David Hansard’s debut, One Minute Gone, is a skilled fusion of pace and character. It’s a book that keeps his character running and keeps us caring about him. We talked to David about his novel and the craft of writing.
MYSTERYPEOPLE: The two things about One Minute Gone that stand out are your lead, Porter Hall, and the plot. Which came first?
DAVID HANSARD: I used to own rental property in Manhattan, including units in the real counterpart of the fictional Medora, the building in which Porter Hall lives. For a couple of years in the early 1990s I was living in London, and was fortunate to find an extremely capable and ethical real estate agent to take care of my property while I was away. Her name was Camden Silvia. On November 7, 1997, Camden and her boyfriend, Michael Sullivan, disappeared. Just prior to her disappearance, Camden had presented her landlord with a petition from the tenants in her building threatening a rent strike if he continued to fail to provide adequate heat. While there are many points of both divergence and commonality, the character of Jamie Trent, who goes missing in chapter one, is based on Camden. Her disappearance was the seed that eventually became the story. Porter was always there in a sense, but it was the tragic loss of Camden, one of those to whom the book is dedicated, that set him on his journey.
MP: Porter is both charming and believable. What’s the best way for an author to approach an everyman, without the background of a detective or secret agent?
DH: For me, as both reader and writer, the everyman detective, aka “amateur PI,” offers distinct benefits, as well as unique challenges. The most obvious challenge, which you mention in your question, is believability. As an ordinary person without special training or gifts– i.e. not a psychic, not a genius, not an insider– the amateur must make up for these deficiencies with commitment, intelligence, resourcefulness, and persistence. The absence of special gifts is also the thing that can make an “average Joe” detective even more appealing. It’s easier for readers to identify with someone more like themselves, their husband, brother, or neighbor. I am a huge Jack Reacher fan, but I can’t realistically see myself as, or totally identify with, a six-foot-five, two hundred-fifty-pound killing machine. Porter Hall is the guy you see at school at morning drop-off; who sits next to you during the Thanksgiving pageant. From a narrative standpoint, the weakness of the amateur PI can become a strength.
MP: This being your first book, did you draw on any influences?
DH: Within the genre, it’s probably hard to find an author of anything remotely noir who has not been influenced by the icons: Chandler, Hammett, Cain, Hughes, MacDonald and MacDonald, and for anyone who started writing in the 1990s or after, James Lee Burke. I was influenced by all of these. For those of us who write a New York setting, the Godzillatron is Lawrence Block; in particular and specifically, at least for me, the Matt Scudder novels. I know that SJ Rozan, Reed Farrell Coleman and Jim Fusilli were all heavily influenced by Block. In turn, I have been strongly influenced by them. Block’s Eight Million Ways to Die remains one of my favorite books, not just in crime fiction, but in American fiction.
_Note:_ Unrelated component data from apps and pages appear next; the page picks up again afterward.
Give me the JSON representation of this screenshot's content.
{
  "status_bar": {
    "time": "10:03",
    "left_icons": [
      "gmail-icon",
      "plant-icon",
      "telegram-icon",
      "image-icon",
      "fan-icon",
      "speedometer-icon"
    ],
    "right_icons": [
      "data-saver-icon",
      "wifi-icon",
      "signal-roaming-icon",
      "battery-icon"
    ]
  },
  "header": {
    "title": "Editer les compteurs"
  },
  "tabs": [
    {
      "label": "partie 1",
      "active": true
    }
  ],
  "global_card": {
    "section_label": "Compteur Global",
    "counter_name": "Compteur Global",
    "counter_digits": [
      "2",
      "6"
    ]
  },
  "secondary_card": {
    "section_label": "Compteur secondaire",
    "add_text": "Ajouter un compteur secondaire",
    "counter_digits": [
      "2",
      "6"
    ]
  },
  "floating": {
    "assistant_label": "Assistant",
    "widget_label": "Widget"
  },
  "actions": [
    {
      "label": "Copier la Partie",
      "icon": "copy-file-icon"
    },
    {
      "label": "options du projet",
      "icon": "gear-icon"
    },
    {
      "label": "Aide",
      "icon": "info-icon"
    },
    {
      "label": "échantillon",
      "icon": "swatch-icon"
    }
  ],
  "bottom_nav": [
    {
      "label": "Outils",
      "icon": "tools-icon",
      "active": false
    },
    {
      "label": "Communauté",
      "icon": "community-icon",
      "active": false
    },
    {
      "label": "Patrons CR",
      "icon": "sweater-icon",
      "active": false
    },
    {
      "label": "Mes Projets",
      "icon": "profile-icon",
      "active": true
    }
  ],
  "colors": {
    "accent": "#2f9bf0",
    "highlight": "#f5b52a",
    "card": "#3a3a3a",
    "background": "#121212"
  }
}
MP: New York is practically a character in the novel. What did you want to express about the city?
DH: One Minute Gone is a distinctly New York story that would not have worked in another setting. For me, the city is far more than a character. Characters act and interact and have an arc. New York City is just there, in the way that Pikes Peak is there. It is endlessly fascinating, ever changing and never changing, home to living souls and dead souls, constructed of glass and concrete and myth. Porter draws from me and from my history in some ways, and not in others. But the one thing he and I will forever have in common, is our Western perspective. The survival skills learned in that less civilized world are of little practical value in New York City. In the so-called civilized world, a seemingly innocuous human being can be more lethal than a grizzly, a rattlesnake, or a blizzard. I lived in New York for twenty-four years. And though I could drive certain parts of it better than a cab driver, (I know, who can’t?) it was in some ways more a cipher to me the day I left than the day I got there. The role of New York in One Minute Gone is like the role of the ocean in Moby Dick.
MP: Can you tell us about what you have in store for Porter in the next book?
DH: In Blue-eyed Boy, the sequel to One Minute Gone, Porter is pulled out of Manhattan to Nashville and, eventually, Texas. He will confront difficulties of being a parent he never imagined existed, and he will be pulled into a family saga of generations past. Within his own heart, he will discover he has a capacity for evil he never imagined– a black spirit that could destroy not only him, but everyone he loves.
David Hansard will appear in conversation with bestselling author C. J. Box (Stone Cold) here at BookPeople on Monday, March 17 at 7PM. For more info, visit bookpeople.com.